wb_command -cifti-math ‘x-y’ $OUTPUTFILE -var x $FILE1 -var y $FILE2 -select 1 1 -repeat

Compute a contrast with an estimate based on a subset of time points within a single file (e.g. baseline correction)

Suppose you want to do a normalization of the event-related field timecourse with the standard deviation of the activity in the pre-stimulus time window. This can be achieved in a three-step procedure, where 1) a selection is made of the time points that are included in the ‘baseline’ (for this you need to know the indices to the time points of interest), 2) an operation is performed on this selection (e.g. computation of the standard deviation), and 3) the output of the previous operation is applied to the whole time course of activity. These three steps are achieved by three calls to wb_command:

wb_command -cifti-merge $TEMPFILE -cifti $FILE -column $INDEX1 -up-to $INDEX2

wb_command -cifti-reduce $TEMPFILE STDDEV $TEMPFILE

wb_command -cifti-math ‘x/y’ $OUTPUTFILE -var x $FILE -var y $TEMPFILE -select 1 1 -repeat 

Compute an average across a selection of conditions (or subjects)

Suppose you want to average the response across a set of conditions, or across a set of subjects. This can be achieved by:

wb_command -cifti-average $OUTPUTFILE -cifti $FILE1 -cifti $FILE2

Where the list can be extended to contain more than 2 input files.

8. What is the definition of the frequency bands used in the different pipelines?

Frequency band   Frequency range (Hz)
delta 1.5-4  
theta 4-8  
alpha 8-15  
beta low 15-26  
beta high 26-35  
gamma low 35-50  
gamma mid 50-76  
gamma high 76-120  
wide band 1.5-150  

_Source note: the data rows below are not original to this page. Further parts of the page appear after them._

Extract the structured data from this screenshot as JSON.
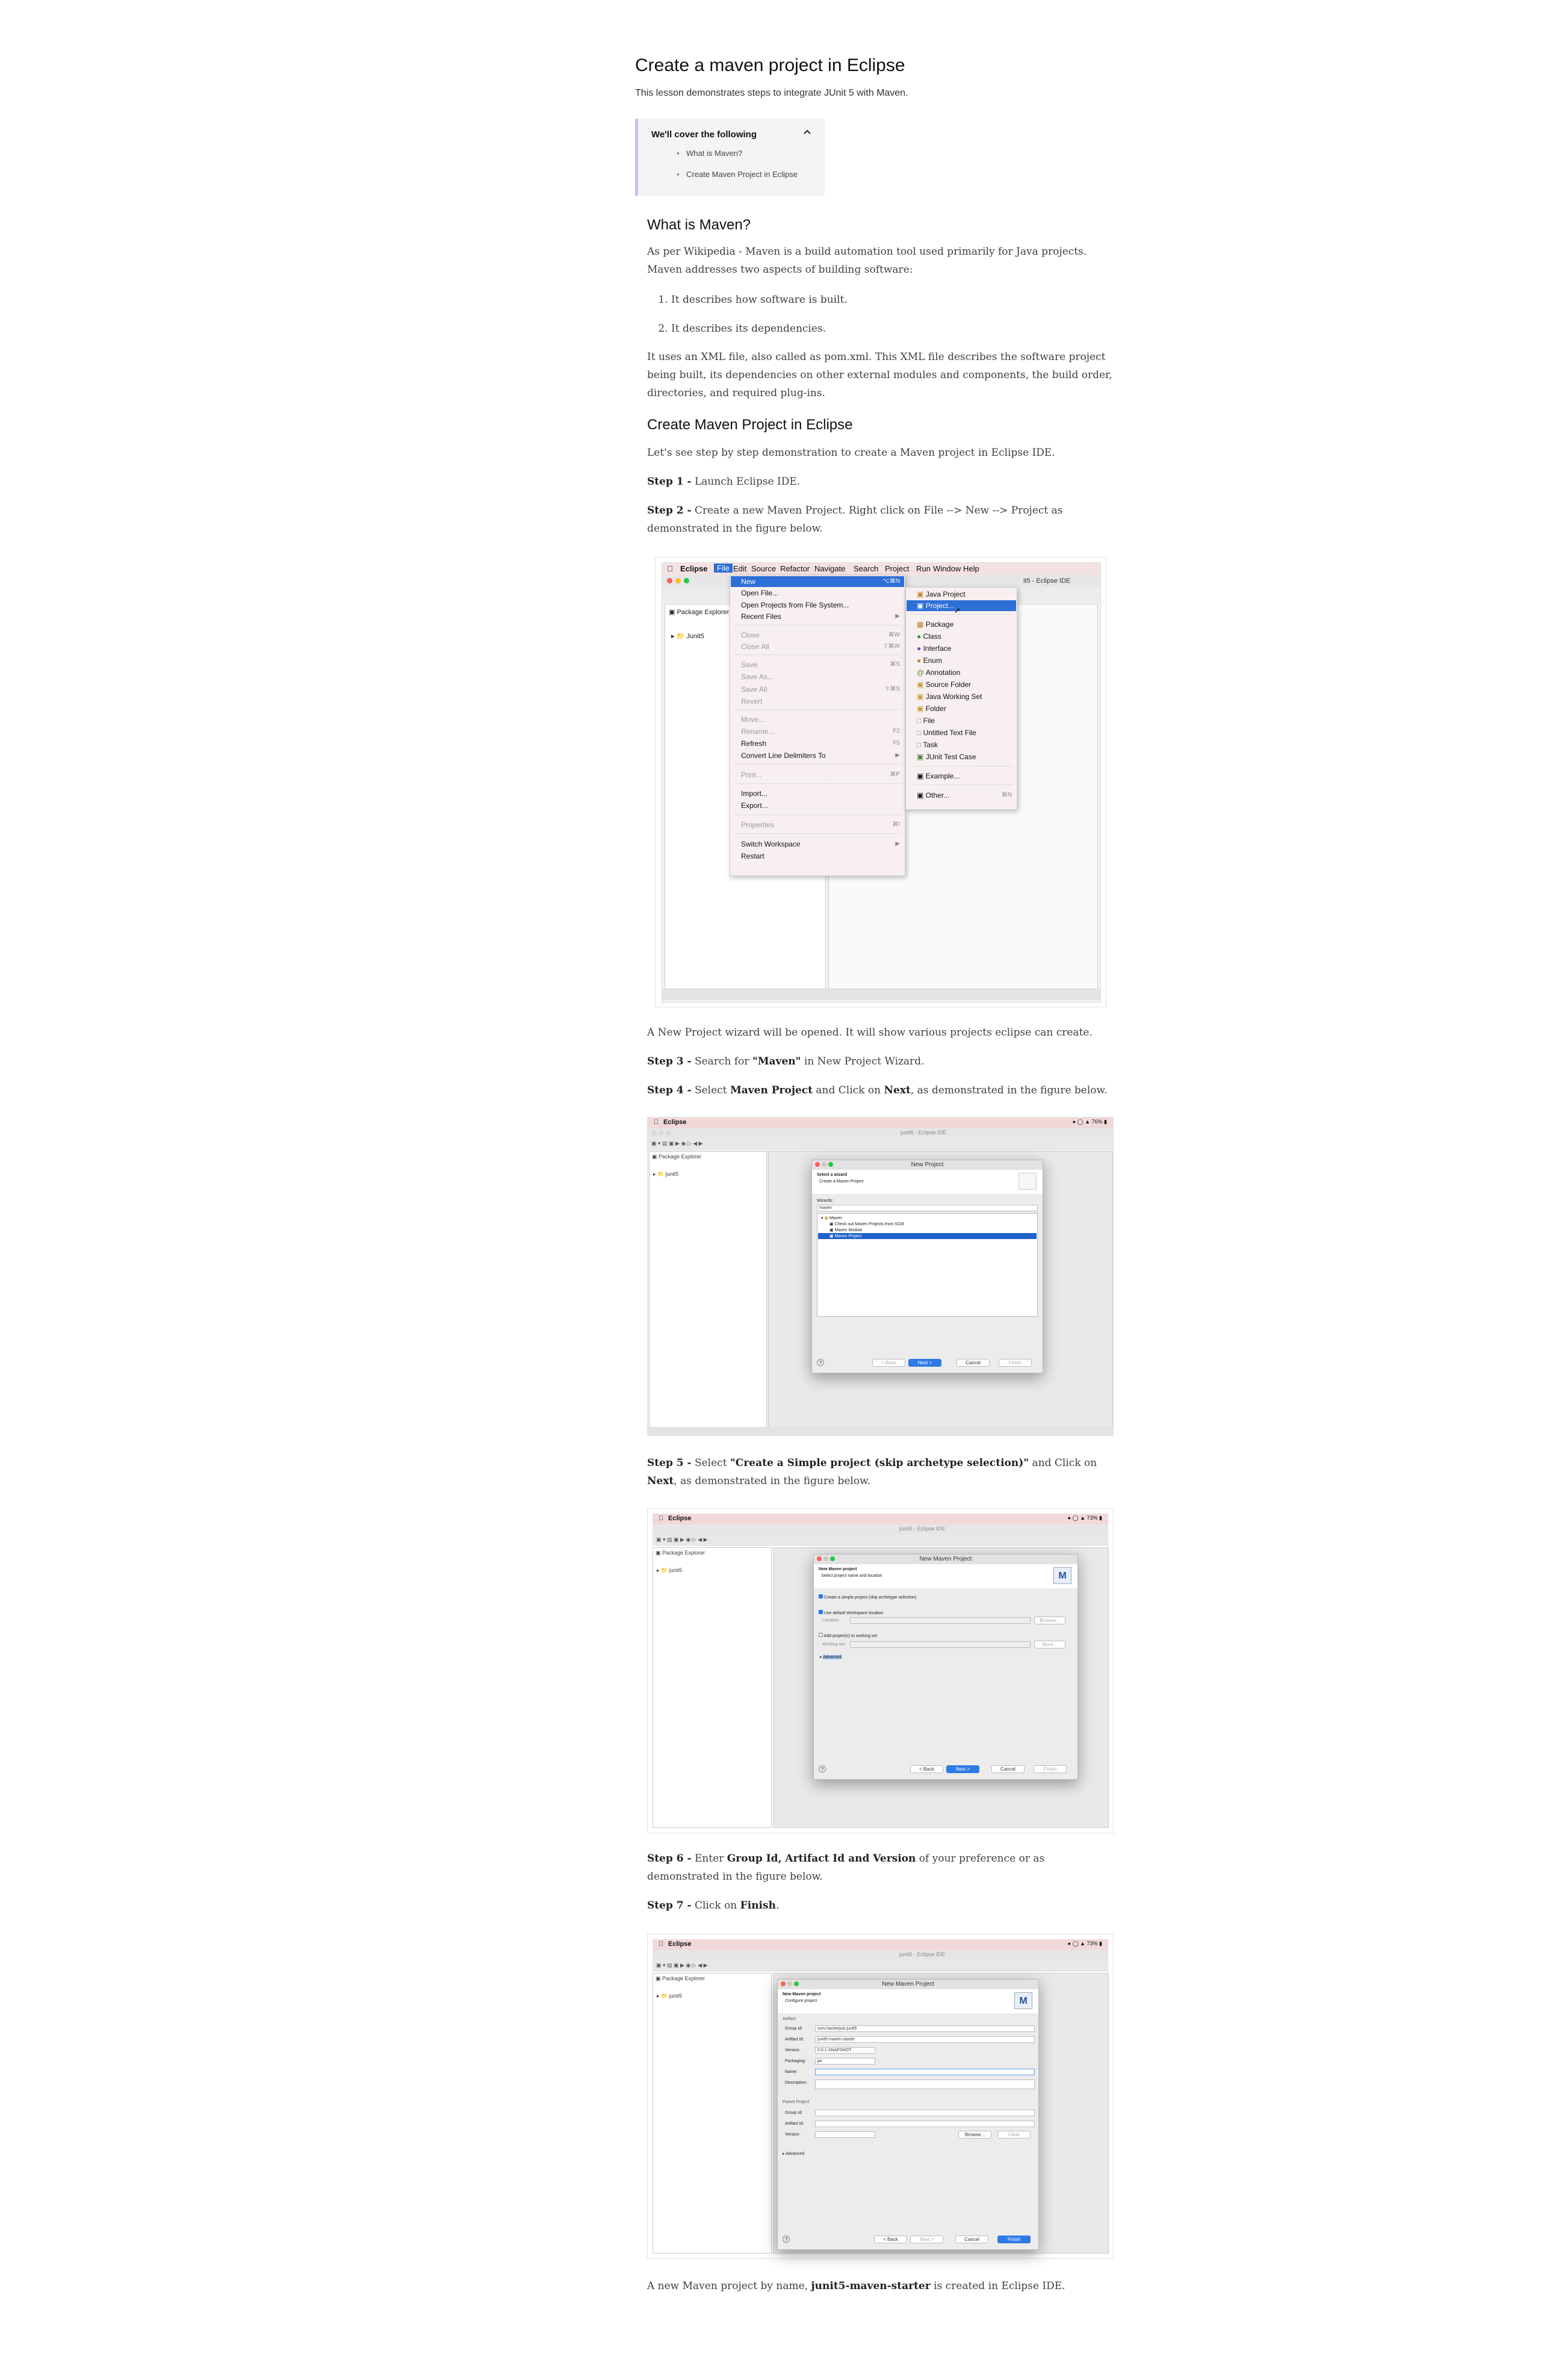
{
  "page": {
    "title": "Create a maven project in Eclipse",
    "intro": "This lesson demonstrates steps to integrate JUnit 5 with Maven."
  },
  "cover": {
    "heading": "We'll cover the following",
    "items": [
      "What is Maven?",
      "Create Maven Project in Eclipse"
    ]
  },
  "section1": {
    "heading": "What is Maven?",
    "para1": "As per Wikipedia - Maven is a build automation tool used primarily for Java projects. Maven addresses two aspects of building software:",
    "list": [
      "It describes how software is built.",
      "It describes its dependencies."
    ],
    "para2": "It uses an XML file, also called as pom.xml. This XML file describes the software project being built, its dependencies on other external modules and components, the build order, directories, and required plug-ins."
  },
  "section2": {
    "heading": "Create Maven Project in Eclipse",
    "intro": "Let's see step by step demonstration to create a Maven project in Eclipse IDE.",
    "step1_label": "Step 1 -",
    "step1_text": " Launch Eclipse IDE.",
    "step2_label": "Step 2 -",
    "step2_text": " Create a new Maven Project. Right click on File --> New --> Project as demonstrated in the figure below.",
    "wizard_note": "A New Project wizard will be opened. It will show various projects eclipse can create.",
    "step3_label": "Step 3 -",
    "step3_a": " Search for ",
    "step3_b": "\"Maven\"",
    "step3_c": " in New Project Wizard.",
    "step4_label": "Step 4 -",
    "step4_a": " Select ",
    "step4_b": "Maven Project",
    "step4_c": " and Click on ",
    "step4_d": "Next",
    "step4_e": ", as demonstrated in the figure below.",
    "step5_label": "Step 5 -",
    "step5_a": " Select ",
    "step5_b": "\"Create a Simple project (skip archetype selection)\"",
    "step5_c": " and Click on ",
    "step5_d": "Next",
    "step5_e": ", as demonstrated in the figure below.",
    "step6_label": "Step 6 -",
    "step6_a": " Enter ",
    "step6_b": "Group Id, Artifact Id and Version",
    "step6_c": " of your preference or as demonstrated in the figure below.",
    "step7_label": "Step 7 -",
    "step7_a": " Click on ",
    "step7_b": "Finish",
    "step7_c": ".",
    "final_a": "A new Maven project by name, ",
    "final_b": "junit5-maven-starter",
    "final_c": " is created in Eclipse IDE."
  },
  "shot1": {
    "menubar": [
      "Eclipse",
      "File",
      "Edit",
      "Source",
      "Refactor",
      "Navigate",
      "Search",
      "Project",
      "Run",
      "Window",
      "Help"
    ],
    "window_title": "it5 - Eclipse IDE",
    "explorer": "Package Explorer",
    "project": "Junit5",
    "file_menu": [
      {
        "label": "New",
        "sc": "⌥⌘N"
      },
      {
        "label": "Open File...",
        "sc": ""
      },
      {
        "label": "Open Projects from File System...",
        "sc": ""
      },
      {
        "label": "Recent Files",
        "sc": "▶"
      },
      {
        "label": "Close",
        "sc": "⌘W"
      },
      {
        "label": "Close All",
        "sc": "⇧⌘W"
      },
      {
        "label": "Save",
        "sc": "⌘S"
      },
      {
        "label": "Save As...",
        "sc": ""
      },
      {
        "label": "Save All",
        "sc": "⇧⌘S"
      },
      {
        "label": "Revert",
        "sc": ""
      },
      {
        "label": "Move...",
        "sc": ""
      },
      {
        "label": "Rename...",
        "sc": "F2"
      },
      {
        "label": "Refresh",
        "sc": "F5"
      },
      {
        "label": "Convert Line Delimiters To",
        "sc": "▶"
      },
      {
        "label": "Print...",
        "sc": "⌘P"
      },
      {
        "label": "Import...",
        "sc": ""
      },
      {
        "label": "Export...",
        "sc": ""
      },
      {
        "label": "Properties",
        "sc": "⌘I"
      },
      {
        "label": "Switch Workspace",
        "sc": "▶"
      },
      {
        "label": "Restart",
        "sc": ""
      }
    ],
    "new_menu": [
      {
        "label": "Java Project",
        "sc": ""
      },
      {
        "label": "Project...",
        "sc": ""
      },
      {
        "label": "Package",
        "sc": ""
      },
      {
        "label": "Class",
        "sc": ""
      },
      {
        "label": "Interface",
        "sc": ""
      },
      {
        "label": "Enum",
        "sc": ""
      },
      {
        "label": "Annotation",
        "sc": ""
      },
      {
        "label": "Source Folder",
        "sc": ""
      },
      {
        "label": "Java Working Set",
        "sc": ""
      },
      {
        "label": "Folder",
        "sc": ""
      },
      {
        "label": "File",
        "sc": ""
      },
      {
        "label": "Untitled Text File",
        "sc": ""
      },
      {
        "label": "Task",
        "sc": ""
      },
      {
        "label": "JUnit Test Case",
        "sc": ""
      },
      {
        "label": "Example...",
        "sc": ""
      },
      {
        "label": "Other...",
        "sc": "⌘N"
      }
    ]
  },
  "shot2": {
    "app": "Eclipse",
    "window_title": "junit5 - Eclipse IDE",
    "explorer": "Package Explorer",
    "project": "junit5",
    "dialog_title": "New Project",
    "head_title": "Select a wizard",
    "head_sub": "Create a Maven Project",
    "wizards_label": "Wizards:",
    "filter": "maven",
    "tree": [
      "Maven",
      "Check out Maven Projects from SCM",
      "Maven Module",
      "Maven Project"
    ],
    "buttons": [
      "< Back",
      "Next >",
      "Cancel",
      "Finish"
    ]
  },
  "shot3": {
    "app": "Eclipse",
    "window_title": "junit5 - Eclipse IDE",
    "explorer": "Package Explorer",
    "project": "junit5",
    "dialog_title": "New Maven Project",
    "head_title": "New Maven project",
    "head_sub": "Select project name and location",
    "opt1": "Create a simple project (skip archetype selection)",
    "opt2": "Use default Workspace location",
    "location": "Location:",
    "browse": "Browse...",
    "opt3": "Add project(s) to working set",
    "working_set": "Working set:",
    "more": "More...",
    "advanced": "Advanced",
    "buttons": [
      "< Back",
      "Next >",
      "Cancel",
      "Finish"
    ]
  },
  "shot4": {
    "app": "Eclipse",
    "window_title": "junit5 - Eclipse IDE",
    "explorer": "Package Explorer",
    "project": "junit5",
    "dialog_title": "New Maven Project",
    "head_title": "New Maven project",
    "head_sub": "Configure project",
    "artifact": "Artifact",
    "fields": [
      {
        "label": "Group Id:",
        "value": "com.hackerjuiz.junit5"
      },
      {
        "label": "Artifact Id:",
        "value": "junit5-maven-starter"
      },
      {
        "label": "Version:",
        "value": "0.0.1-SNAPSHOT"
      },
      {
        "label": "Packaging:",
        "value": "jar"
      },
      {
        "label": "Name:",
        "value": ""
      },
      {
        "label": "Description:",
        "value": ""
      }
    ],
    "parent": "Parent Project",
    "parent_fields": [
      "Group Id:",
      "Artifact Id:",
      "Version:"
    ],
    "browse": "Browse...",
    "clear": "Clear",
    "advanced": "Advanced",
    "buttons": [
      "< Back",
      "Next >",
      "Cancel",
      "Finish"
    ]
  }
}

Both the rMEG and tMEG pipelines deal with cortical oscillatory activity. Specifically, Band Limited Power (BLP) timecourses, BLP correlation and band-specific Multivariate Interaction Measure on the source-level signals are estimated from rMEG data, whereas the average across trials of the BLP timecourse is estimated from the tMEG data. In all the tMEG and rMEG pipelines, consistent frequency intervals are used to define the oscillatory bands. The frequency intervals defining each oscillatory band, together with the names used in all the pipelines are listed above.